After Covid-19 halted football altogether, it made a comeback in early September, bringing joy and much-needed positivity to fans worldwide.
Phil Parkinson’s team felt somewhat aggrieved by the point-per-game system that determined the teams eligible for the previous season’s play-offs. Now, they were considered one of the favorites for promotion in their third attempt in this league.
The Sunderland signings leading up to the new season were somewhat underwhelming. Parkinson brought in journeymen such as Aiden O’Brien, Danny Graham, and Callum McFadzean, giving a clear indication of the style of play he intended to implement.
Having garnered four points from the first two games, Parkinson’s side entered the match with hopes of maintaining an unbeaten start against the highly-touted Peterborough United.
Once again, the Stadium of Light sat empty for the encounter. It remained a surreal sight, devoid of life and atmosphere. However, the voices of Frankie Francis and Danny Collins in our homes were becoming a trademark of the upcoming season.
The match itself was an end-to-end affair, with neither team creating a plethora of opportunities.
Sunderland’s striking trio of Charlie Wyke, Lynden Gooch, and Chris Maguire had a quiet game, managing to create only a few half-chances.
The visitors enjoyed the better of the early chances, with Siriki Dembele and Jonson Clarke-Harris both testing the home side’s goalkeeper, Lee Burge.
It wasn’t until the second half that the home side began to create substantial opportunities. Wyke found himself behind the Posh defense for a half-chance, while Luke O’Nien headed Denver Hume’s cross over from ten yards.
Lee Burge, who had a solid performance throughout, denied Jack Taylor from 20 yards, and Louis Reed rattled the crossbar with a thunderous free-kick.
With our attacking trio (along with substitute Danny Graham) misfiring, it took one of our youngest and oldest players to rescue us late in the game. Denver Hume’s driving runs in the Peterborough area consistently caused problems.
With just under ten minutes remaining, Hume was brought down by Jack Taylor, and Leadbitter stepped up to secure a Sunderland victory from the penalty spot.
Hume was one of the few players who seemed to thrive under Phil Parkinson’s management and earned the man of the match award in this game, with one match report singing his praises.
Sunderland’s most consistent player.

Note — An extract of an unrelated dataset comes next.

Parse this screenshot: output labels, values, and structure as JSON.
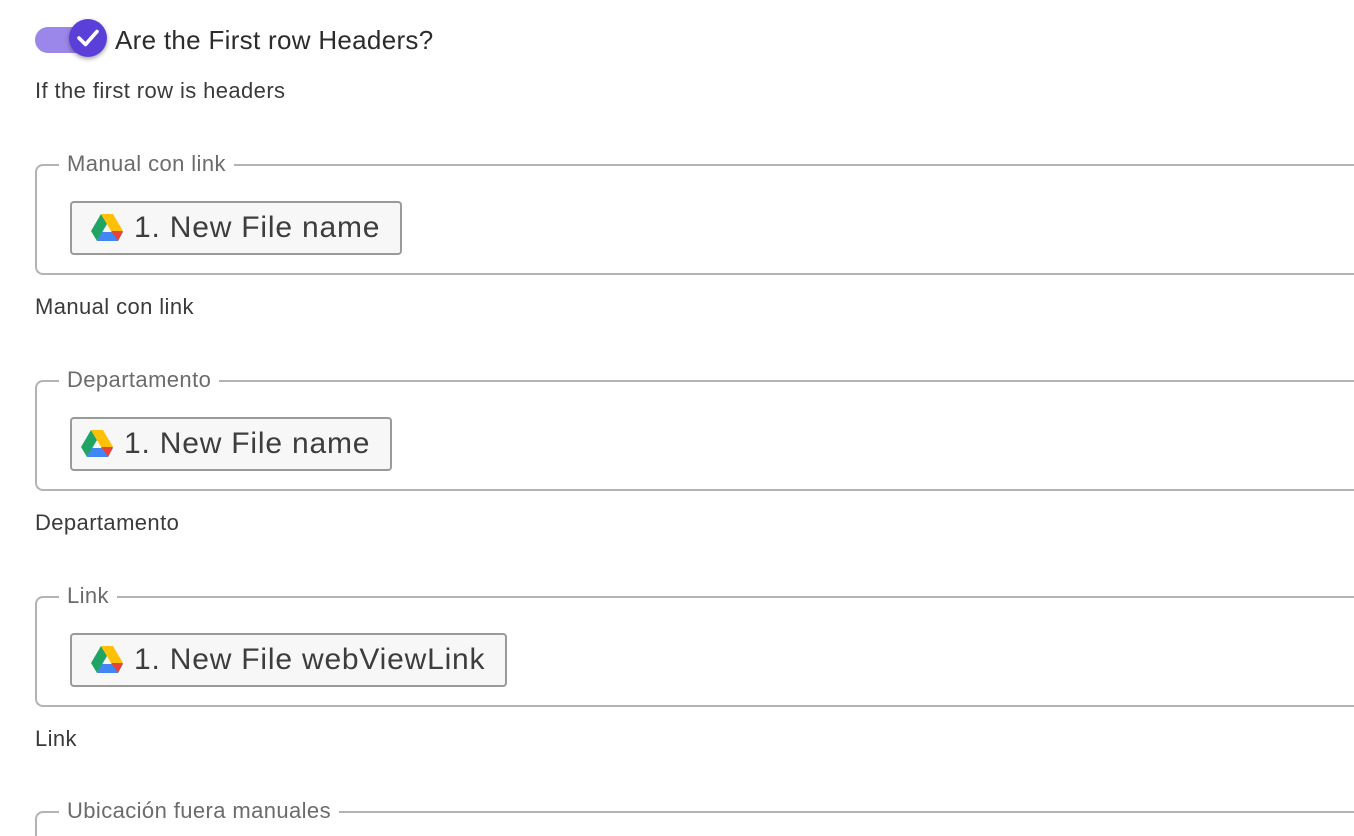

One of his best days crossing the ball in red and white, Hume has massively improved as a tackler this term too. His run to win Sunderland’s penalty highlighted everything good about his performance, he displayed excellent skill and determination to force the referee into a decision.
Despite continuous issues with Sunderland’s style of play under Parkinson, the team was looking solid and still winning games early on.
However, it wouldn’t take long for these things to change.